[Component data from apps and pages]
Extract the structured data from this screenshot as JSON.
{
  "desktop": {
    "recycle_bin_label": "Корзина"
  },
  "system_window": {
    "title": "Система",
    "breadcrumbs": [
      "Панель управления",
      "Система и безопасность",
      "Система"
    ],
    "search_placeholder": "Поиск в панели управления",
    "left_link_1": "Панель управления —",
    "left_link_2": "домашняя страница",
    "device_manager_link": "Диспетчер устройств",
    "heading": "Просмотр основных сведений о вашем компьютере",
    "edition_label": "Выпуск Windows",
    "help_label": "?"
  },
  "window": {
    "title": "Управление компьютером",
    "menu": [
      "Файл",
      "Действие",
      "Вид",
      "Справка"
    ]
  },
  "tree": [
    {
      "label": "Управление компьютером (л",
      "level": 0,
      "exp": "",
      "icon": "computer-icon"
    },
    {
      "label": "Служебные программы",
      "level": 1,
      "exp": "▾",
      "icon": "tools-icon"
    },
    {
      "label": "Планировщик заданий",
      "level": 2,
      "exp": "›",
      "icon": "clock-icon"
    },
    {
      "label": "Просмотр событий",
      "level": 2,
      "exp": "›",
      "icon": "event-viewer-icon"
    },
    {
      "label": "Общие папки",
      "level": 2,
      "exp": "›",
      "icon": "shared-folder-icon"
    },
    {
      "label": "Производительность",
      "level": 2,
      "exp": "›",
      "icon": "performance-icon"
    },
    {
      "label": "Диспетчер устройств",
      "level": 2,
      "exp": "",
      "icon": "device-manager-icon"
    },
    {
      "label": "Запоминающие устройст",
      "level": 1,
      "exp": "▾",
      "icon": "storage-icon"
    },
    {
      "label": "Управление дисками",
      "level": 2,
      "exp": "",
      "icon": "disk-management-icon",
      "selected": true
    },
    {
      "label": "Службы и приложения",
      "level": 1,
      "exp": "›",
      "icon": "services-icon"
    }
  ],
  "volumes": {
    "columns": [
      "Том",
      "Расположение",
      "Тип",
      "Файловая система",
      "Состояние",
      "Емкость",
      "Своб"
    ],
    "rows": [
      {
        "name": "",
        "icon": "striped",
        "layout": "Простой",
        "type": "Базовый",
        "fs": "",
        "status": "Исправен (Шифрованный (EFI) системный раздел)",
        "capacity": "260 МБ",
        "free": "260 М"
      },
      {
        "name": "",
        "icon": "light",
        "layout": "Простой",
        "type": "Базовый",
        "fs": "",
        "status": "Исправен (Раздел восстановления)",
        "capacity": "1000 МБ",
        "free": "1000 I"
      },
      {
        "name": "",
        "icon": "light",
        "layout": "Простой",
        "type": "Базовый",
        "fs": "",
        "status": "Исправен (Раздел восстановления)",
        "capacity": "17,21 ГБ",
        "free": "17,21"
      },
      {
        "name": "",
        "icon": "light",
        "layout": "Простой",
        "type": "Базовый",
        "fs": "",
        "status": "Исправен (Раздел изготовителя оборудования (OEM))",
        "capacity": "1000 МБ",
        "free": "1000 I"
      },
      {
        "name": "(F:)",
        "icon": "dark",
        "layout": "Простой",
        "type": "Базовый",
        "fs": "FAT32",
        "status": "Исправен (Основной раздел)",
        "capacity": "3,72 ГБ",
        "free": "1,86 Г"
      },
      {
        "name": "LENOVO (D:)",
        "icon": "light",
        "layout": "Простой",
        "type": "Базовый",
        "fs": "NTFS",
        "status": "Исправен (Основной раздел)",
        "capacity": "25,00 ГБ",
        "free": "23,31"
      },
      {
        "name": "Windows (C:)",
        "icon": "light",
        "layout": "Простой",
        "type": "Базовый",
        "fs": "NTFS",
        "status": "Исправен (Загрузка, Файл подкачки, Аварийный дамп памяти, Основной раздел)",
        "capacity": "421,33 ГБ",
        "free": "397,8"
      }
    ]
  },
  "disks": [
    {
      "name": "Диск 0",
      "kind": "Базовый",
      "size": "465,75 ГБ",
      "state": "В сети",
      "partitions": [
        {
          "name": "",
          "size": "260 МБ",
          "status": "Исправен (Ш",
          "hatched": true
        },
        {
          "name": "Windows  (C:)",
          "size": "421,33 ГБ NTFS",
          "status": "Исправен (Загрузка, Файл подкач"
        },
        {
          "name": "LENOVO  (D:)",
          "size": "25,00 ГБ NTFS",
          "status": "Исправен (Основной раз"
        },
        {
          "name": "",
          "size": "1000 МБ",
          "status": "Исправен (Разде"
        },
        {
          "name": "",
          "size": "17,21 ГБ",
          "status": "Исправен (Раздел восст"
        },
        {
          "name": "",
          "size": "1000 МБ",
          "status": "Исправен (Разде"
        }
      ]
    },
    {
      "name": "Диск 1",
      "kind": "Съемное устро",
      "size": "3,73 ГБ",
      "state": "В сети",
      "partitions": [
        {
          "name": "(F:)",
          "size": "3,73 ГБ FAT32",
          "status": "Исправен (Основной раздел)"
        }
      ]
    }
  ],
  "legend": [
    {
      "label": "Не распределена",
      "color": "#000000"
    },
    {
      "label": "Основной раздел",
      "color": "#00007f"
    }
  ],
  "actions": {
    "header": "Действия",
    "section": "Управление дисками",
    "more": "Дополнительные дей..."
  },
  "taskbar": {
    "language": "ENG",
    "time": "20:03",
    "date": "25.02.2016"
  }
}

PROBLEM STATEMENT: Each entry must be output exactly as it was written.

SOLUTION TO THE PROBLEM:
Extract the structured data from this screenshot as JSON.
{
  "desktop": {
    "recycle_bin_label": "Корзина"
  },
  "system_window": {
    "title": "Система",
    "breadcrumbs": [
      "Панель управления",
      "Система и безопасность",
      "Система"
    ],
    "search_placeholder": "Поиск в панели управления",
    "left_link_1": "Панель управления —",
    "left_link_2": "домашняя страница",
    "device_manager_link": "Диспетчер устройств",
    "heading": "Просмотр основных сведений о вашем компьютере",
    "edition_label": "Выпуск Windows",
    "help_label": "?"
  },
  "window": {
    "title": "Управление компьютером",
    "menu": [
      "Файл",
      "Действие",
      "Вид",
      "Справка"
    ]
  },
  "tree": [
    {
      "label": "Управление компьютером (л",
      "level": 0,
      "exp": "",
      "icon": "computer-icon"
    },
    {
      "label": "Служебные программы",
      "level": 1,
      "exp": "▾",
      "icon": "tools-icon"
    },
    {
      "label": "Планировщик заданий",
      "level": 2,
      "exp": "›",
      "icon": "clock-icon"
    },
    {
      "label": "Просмотр событий",
      "level": 2,
      "exp": "›",
      "icon": "event-viewer-icon"
    },
    {
      "label": "Общие папки",
      "level": 2,
      "exp": "›",
      "icon": "shared-folder-icon"
    },
    {
      "label": "Производительность",
      "level": 2,
      "exp": "›",
      "icon": "performance-icon"
    },
    {
      "label": "Диспетчер устройств",
      "level": 2,
      "exp": "",
      "icon": "device-manager-icon"
    },
    {
      "label": "Запоминающие устройст",
      "level": 1,
      "exp": "▾",
      "icon": "storage-icon"
    },
    {
      "label": "Управление дисками",
      "level": 2,
      "exp": "",
      "icon": "disk-management-icon",
      "selected": true
    },
    {
      "label": "Службы и приложения",
      "level": 1,
      "exp": "›",
      "icon": "services-icon"
    }
  ],
  "volumes": {
    "columns": [
      "Том",
      "Расположение",
      "Тип",
      "Файловая система",
      "Состояние",
      "Емкость",
      "Своб"
    ],
    "rows": [
      {
        "name": "",
        "icon": "striped",
        "layout": "Простой",
        "type": "Базовый",
        "fs": "",
        "status": "Исправен (Шифрованный (EFI) системный раздел)",
        "capacity": "260 МБ",
        "free": "260 М"
      },
      {
        "name": "",
        "icon": "light",
        "layout": "Простой",
        "type": "Базовый",
        "fs": "",
        "status": "Исправен (Раздел восстановления)",
        "capacity": "1000 МБ",
        "free": "1000 I"
      },
      {
        "name": "",
        "icon": "light",
        "layout": "Простой",
        "type": "Базовый",
        "fs": "",
        "status": "Исправен (Раздел восстановления)",
        "capacity": "17,21 ГБ",
        "free": "17,21"
      },
      {
        "name": "",
        "icon": "light",
        "layout": "Простой",
        "type": "Базовый",
        "fs": "",
        "status": "Исправен (Раздел изготовителя оборудования (OEM))",
        "capacity": "1000 МБ",
        "free": "1000 I"
      },
      {
        "name": "(F:)",
        "icon": "dark",
        "layout": "Простой",
        "type": "Базовый",
        "fs": "FAT32",
        "status": "Исправен (Основной раздел)",
        "capacity": "3,72 ГБ",
        "free": "1,86 Г"
      },
      {
        "name": "LENOVO (D:)",
        "icon": "light",
        "layout": "Простой",
        "type": "Базовый",
        "fs": "NTFS",
        "status": "Исправен (Основной раздел)",
        "capacity": "25,00 ГБ",
        "free": "23,31"
      },
      {
        "name": "Windows (C:)",
        "icon": "light",
        "layout": "Простой",
        "type": "Базовый",
        "fs": "NTFS",
        "status": "Исправен (Загрузка, Файл подкачки, Аварийный дамп памяти, Основной раздел)",
        "capacity": "421,33 ГБ",
        "free": "397,8"
      }
    ]
  },
  "disks": [
    {
      "name": "Диск 0",
      "kind": "Базовый",
      "size": "465,75 ГБ",
      "state": "В сети",
      "partitions": [
        {
          "name": "",
          "size": "260 МБ",
          "status": "Исправен (Ш",
          "hatched": true
        },
        {
          "name": "Windows  (C:)",
          "size": "421,33 ГБ NTFS",
          "status": "Исправен (Загрузка, Файл подкач"
        },
        {
          "name": "LENOVO  (D:)",
          "size": "25,00 ГБ NTFS",
          "status": "Исправен (Основной раз"
        },
        {
          "name": "",
          "size": "1000 МБ",
          "status": "Исправен (Разде"
        },
        {
          "name": "",
          "size": "17,21 ГБ",
          "status": "Исправен (Раздел восст"
        },
        {
          "name": "",
          "size": "1000 МБ",
          "status": "Исправен (Разде"
        }
      ]
    },
    {
      "name": "Диск 1",
      "kind": "Съемное устро",
      "size": "3,73 ГБ",
      "state": "В сети",
      "partitions": [
        {
          "name": "(F:)",
          "size": "3,73 ГБ FAT32",
          "status": "Исправен (Основной раздел)"
        }
      ]
    }
  ],
  "legend": [
    {
      "label": "Не распределена",
      "color": "#000000"
    },
    {
      "label": "Основной раздел",
      "color": "#00007f"
    }
  ],
  "actions": {
    "header": "Действия",
    "section": "Управление дисками",
    "more": "Дополнительные дей..."
  },
  "taskbar": {
    "language": "ENG",
    "time": "20:03",
    "date": "25.02.2016"
  }
}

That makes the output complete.